Stored data entries
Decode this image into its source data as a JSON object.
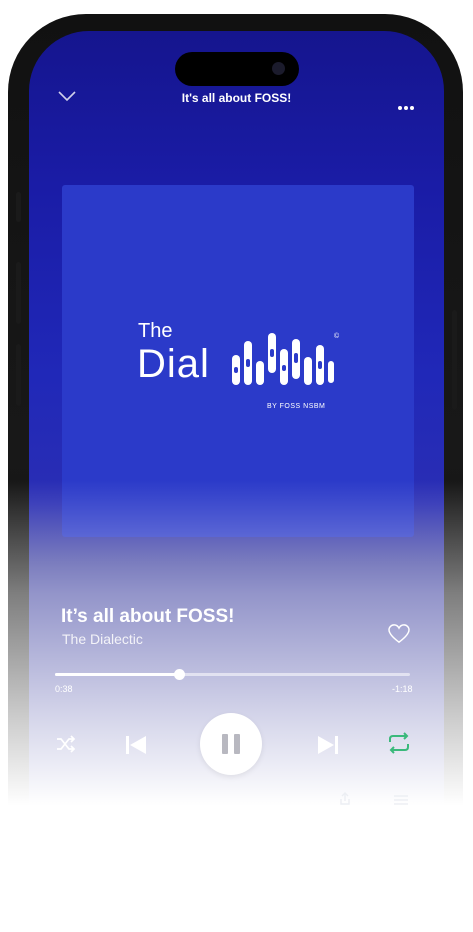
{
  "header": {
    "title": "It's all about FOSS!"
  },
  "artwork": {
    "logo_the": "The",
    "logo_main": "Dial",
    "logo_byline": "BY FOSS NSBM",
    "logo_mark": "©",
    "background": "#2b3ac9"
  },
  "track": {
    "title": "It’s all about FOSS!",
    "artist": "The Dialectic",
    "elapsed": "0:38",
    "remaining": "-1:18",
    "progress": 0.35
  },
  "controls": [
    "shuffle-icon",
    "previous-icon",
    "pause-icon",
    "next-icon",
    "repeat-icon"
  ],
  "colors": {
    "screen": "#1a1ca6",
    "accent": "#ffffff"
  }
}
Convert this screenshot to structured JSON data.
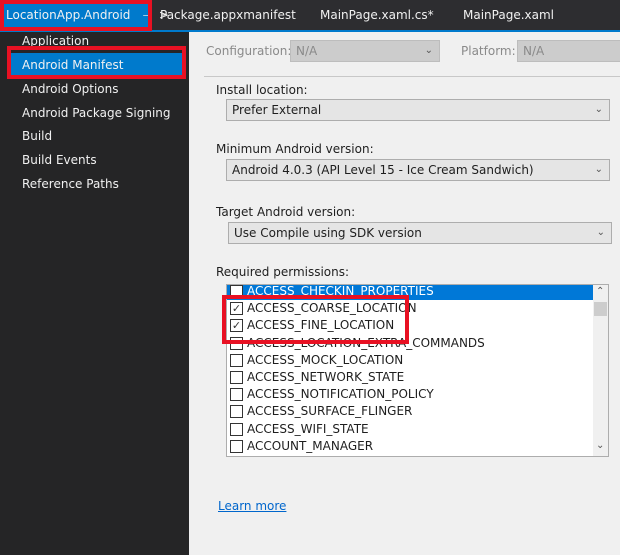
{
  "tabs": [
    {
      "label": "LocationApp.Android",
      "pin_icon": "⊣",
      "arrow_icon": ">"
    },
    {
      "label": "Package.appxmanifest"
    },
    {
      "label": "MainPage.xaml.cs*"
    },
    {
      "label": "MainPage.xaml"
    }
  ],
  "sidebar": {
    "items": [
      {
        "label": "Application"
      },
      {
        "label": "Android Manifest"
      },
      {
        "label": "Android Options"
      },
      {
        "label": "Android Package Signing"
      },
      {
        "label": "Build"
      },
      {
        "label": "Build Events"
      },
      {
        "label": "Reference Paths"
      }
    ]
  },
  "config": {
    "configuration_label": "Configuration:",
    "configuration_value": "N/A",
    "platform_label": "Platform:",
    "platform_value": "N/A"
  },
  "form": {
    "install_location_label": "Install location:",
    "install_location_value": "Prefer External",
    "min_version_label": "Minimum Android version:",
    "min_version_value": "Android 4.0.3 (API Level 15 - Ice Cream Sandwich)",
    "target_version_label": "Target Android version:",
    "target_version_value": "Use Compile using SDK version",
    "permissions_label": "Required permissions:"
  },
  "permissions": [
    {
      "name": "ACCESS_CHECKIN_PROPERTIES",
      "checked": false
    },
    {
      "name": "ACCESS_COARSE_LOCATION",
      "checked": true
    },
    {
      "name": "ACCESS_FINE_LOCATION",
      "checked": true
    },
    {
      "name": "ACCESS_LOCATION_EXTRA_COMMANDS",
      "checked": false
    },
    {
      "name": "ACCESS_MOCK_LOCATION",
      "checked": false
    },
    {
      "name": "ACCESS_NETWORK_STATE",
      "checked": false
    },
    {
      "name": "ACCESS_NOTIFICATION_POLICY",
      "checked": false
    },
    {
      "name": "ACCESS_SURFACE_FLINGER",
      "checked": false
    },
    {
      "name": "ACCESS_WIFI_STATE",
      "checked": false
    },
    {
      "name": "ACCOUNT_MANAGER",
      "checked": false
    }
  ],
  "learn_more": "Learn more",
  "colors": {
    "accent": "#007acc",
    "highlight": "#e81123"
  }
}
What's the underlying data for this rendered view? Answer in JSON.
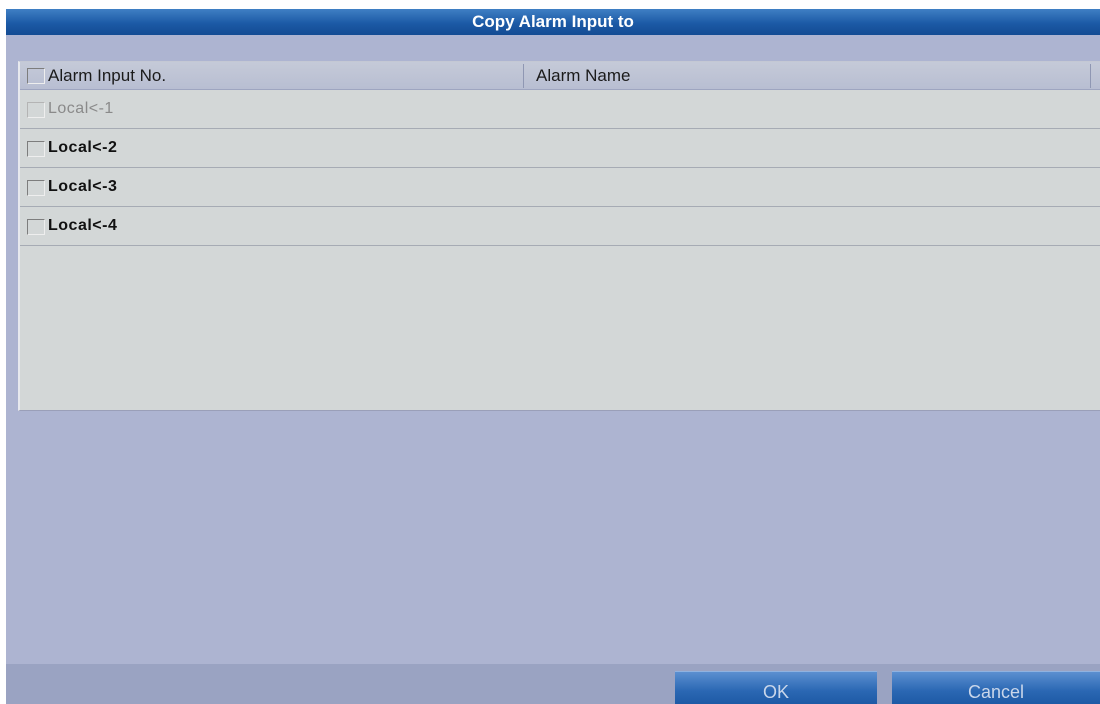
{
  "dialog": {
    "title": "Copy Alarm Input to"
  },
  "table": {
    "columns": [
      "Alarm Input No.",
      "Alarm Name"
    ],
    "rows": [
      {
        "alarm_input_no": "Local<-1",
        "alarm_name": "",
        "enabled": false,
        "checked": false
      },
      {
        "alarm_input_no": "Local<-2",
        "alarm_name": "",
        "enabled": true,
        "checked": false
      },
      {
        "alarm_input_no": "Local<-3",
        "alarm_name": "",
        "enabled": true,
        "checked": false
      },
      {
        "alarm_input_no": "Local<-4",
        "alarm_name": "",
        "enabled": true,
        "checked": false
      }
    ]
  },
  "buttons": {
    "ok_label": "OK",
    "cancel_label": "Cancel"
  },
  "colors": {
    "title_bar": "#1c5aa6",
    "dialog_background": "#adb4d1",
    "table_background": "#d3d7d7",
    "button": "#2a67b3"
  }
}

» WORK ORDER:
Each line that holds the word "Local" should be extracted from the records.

» SOLUTION FOR THIS PROBLEM:
        "alarm_input_no": "Local<-1",
        "alarm_input_no": "Local<-2",
        "alarm_input_no": "Local<-3",
        "alarm_input_no": "Local<-4",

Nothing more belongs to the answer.